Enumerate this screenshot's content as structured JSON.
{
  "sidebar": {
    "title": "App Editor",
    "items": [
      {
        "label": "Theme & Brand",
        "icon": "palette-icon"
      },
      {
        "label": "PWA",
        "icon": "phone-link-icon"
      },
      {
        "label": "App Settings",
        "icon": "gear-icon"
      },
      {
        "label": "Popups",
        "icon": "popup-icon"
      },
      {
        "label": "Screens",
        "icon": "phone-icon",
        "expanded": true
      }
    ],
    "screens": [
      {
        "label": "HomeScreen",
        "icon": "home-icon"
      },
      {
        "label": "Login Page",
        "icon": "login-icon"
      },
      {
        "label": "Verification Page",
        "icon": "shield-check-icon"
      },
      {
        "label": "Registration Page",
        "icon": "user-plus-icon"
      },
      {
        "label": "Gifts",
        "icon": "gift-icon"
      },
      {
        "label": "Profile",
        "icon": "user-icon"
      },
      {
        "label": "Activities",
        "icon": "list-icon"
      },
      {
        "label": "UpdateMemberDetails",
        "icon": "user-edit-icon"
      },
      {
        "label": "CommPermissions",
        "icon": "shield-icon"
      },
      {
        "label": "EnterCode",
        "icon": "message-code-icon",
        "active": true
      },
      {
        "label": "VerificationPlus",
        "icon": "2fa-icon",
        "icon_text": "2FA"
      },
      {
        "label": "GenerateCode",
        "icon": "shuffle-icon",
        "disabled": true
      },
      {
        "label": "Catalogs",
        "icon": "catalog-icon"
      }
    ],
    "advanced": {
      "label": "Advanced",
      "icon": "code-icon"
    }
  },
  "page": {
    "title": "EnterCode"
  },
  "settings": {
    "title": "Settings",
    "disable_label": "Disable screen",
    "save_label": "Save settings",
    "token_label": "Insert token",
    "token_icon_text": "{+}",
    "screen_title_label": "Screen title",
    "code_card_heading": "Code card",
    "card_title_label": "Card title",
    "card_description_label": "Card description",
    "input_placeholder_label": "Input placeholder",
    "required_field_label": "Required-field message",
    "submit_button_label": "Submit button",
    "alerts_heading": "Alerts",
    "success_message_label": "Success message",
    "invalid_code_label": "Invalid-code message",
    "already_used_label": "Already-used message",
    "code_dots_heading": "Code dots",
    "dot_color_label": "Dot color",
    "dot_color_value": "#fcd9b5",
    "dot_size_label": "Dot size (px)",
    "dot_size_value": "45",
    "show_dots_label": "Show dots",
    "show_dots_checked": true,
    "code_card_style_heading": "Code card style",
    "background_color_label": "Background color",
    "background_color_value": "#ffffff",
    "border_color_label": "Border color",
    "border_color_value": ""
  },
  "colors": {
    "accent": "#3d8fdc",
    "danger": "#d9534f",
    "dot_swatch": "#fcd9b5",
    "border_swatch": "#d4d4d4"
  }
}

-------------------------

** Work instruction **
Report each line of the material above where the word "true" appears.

** Answer to this task **
        "expanded": true
        "active": true
        "disabled": true
    "show_dots_checked": true,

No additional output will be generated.